You Are My Sunshine: Popular Types of Yellow Flowers

Yellow is considered the color of cheerfulness, optimism, and creativity. It’s also one of the colors most associated with summer. It’s no wonder then that people flock to yellow flowers, especially during fall and winter when colors can feel muted. Today, we’ll examine some popular types of yellow flowers and inject some summer into your day.



One of the most beloved yellow flowers, sunflowers are prized because they are large and tall, demanding ample attention. Sunflowers come in a variety of heights from three to twelve feet, so you don’t have to worry about them crowding out other blooms. These are annual flowers that need full sun at all times. Although yellow is the most recognized color, they also come in orange and red. Sunflowers attract birds, and their seeds make a quick, healthy snack.

Black-Eyed Susan

A relative of the daisy, this yellow flower is almost an inverse of its counterpart with yellow petals and a distinctive black center. These blooms come in annual and perennial varieties, are known for an unusually long blooming season, and are one of the first flowers to grow back if the garden is damaged. It has been named as the Maryland state flower and is a symbol of justice. The black-eyed Susan can be grown as a single blossom, but there is also a black-eyed Susan vine.


Daylilies come in several different colors, including yellow, and are some of the easiest flowers to grow. Many of them re-bloom, so ask your local nursery how to plant several daylilies with different blooming times together for a unique gardening experience. Daylilies come in several shapes, such as single and double blooms and spider or star-shaped blossoms. Some are particularly resistant to cold and heat, but others are fragile; research the hardiness of your lilies to find out how to care for them. Some daylily species are edible, popular in Chinese dishes.

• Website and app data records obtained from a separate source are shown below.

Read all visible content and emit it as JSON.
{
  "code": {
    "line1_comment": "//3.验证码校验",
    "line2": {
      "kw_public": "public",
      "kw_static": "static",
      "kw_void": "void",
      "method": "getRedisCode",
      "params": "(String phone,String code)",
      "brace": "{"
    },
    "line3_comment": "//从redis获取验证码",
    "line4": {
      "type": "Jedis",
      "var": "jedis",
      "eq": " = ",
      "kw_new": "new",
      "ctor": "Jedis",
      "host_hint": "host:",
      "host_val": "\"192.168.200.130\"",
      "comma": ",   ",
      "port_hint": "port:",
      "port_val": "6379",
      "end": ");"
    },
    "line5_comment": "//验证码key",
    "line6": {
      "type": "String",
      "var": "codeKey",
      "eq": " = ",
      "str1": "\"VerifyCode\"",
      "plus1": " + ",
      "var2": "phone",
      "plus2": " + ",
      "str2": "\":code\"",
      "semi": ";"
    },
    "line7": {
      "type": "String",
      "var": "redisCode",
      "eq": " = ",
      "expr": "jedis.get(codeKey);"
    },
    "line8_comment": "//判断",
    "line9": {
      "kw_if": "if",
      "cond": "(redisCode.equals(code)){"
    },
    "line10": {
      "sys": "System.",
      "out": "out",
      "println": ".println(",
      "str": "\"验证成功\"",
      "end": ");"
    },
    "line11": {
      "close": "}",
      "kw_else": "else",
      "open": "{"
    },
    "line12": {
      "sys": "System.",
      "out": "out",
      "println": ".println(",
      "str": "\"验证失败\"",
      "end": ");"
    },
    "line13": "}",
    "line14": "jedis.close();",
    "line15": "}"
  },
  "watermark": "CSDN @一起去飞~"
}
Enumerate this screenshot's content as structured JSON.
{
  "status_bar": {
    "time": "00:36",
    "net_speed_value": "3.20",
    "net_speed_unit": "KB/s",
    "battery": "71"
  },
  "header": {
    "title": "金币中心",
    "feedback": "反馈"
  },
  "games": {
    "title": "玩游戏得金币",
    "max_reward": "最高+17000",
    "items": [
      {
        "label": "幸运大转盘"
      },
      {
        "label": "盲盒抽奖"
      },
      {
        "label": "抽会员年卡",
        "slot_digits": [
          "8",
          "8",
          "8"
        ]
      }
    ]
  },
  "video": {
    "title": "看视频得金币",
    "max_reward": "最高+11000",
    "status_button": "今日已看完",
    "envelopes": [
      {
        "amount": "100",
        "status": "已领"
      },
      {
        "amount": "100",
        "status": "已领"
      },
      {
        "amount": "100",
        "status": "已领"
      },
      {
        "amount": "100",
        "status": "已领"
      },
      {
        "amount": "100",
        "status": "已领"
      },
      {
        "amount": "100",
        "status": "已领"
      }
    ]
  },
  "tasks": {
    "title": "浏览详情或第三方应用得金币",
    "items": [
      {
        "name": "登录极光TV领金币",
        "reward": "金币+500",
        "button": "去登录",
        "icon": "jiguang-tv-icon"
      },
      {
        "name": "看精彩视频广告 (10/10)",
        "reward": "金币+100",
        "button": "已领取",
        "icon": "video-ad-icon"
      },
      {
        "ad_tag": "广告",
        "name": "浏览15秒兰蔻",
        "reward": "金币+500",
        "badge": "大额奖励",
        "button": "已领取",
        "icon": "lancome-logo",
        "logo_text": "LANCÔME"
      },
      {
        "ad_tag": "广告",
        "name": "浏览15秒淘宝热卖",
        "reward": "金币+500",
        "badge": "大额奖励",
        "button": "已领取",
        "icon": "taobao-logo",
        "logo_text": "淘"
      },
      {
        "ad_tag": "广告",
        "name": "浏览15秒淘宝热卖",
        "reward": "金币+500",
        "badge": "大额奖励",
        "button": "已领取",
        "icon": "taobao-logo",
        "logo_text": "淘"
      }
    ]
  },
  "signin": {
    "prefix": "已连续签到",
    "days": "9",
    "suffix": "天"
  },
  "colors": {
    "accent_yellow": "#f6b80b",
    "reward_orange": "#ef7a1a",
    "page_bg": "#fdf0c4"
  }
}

Goldenrod is a fall-blooming plant with a striking gold shade. It grows in clumps and is great for attracting butterflies. Be aware that the ragweed versions can aggravate allergies, but the standard goldenrod rarely does so. That being said, you may get a summer or fall cold from this flower if you have sensitive sinuses. On the flip side, goldenrod also has several medicinal benefits. It’s often brewed in tea and can be used as a diuretic or pain reliever. It will not cure diabetes or liver disease, but can alleviate some of the symptoms. Goldenrod can also be used as a mouth rinse or “irrigation therapy.”


Yarrow is more commonly recognized as an herb than a flower. It’s also called millefoil or “thousand leaves” because of its multiple leaf divisions. It often grows wild in fields and meadows and has a long history as a healing plant. Scientists have discovered over one hundred chemical compounds in this plant, including amino acids. Today, it can be used to treat skin problems, rashes, hemorrhoids, and severe bleeding. However, it should be taken in small doses, and people with allergies should avoid it because of its close relation to ragweed. The blooms dry well and can be used for many crafts.

Photo Credit:

Photographer robbihoy offered the photograph of Black Eyed Susan under a Creative Commons License on Pixabay

Photographer dmgreen44 offered the photograph of Day Lily under a Creative Commons License on Pixabay

Photographer Hans Braxmeier offered the photograph of Goldenrod under a Creative Commons License on Pixabay

Photographer frankieleon offered the photograph of Yellow Flower under a Creative Commons License on Flickr

Photographer Hans Braxmeier offered the photograph of Yarrow under a Creative Commons License on Pixabay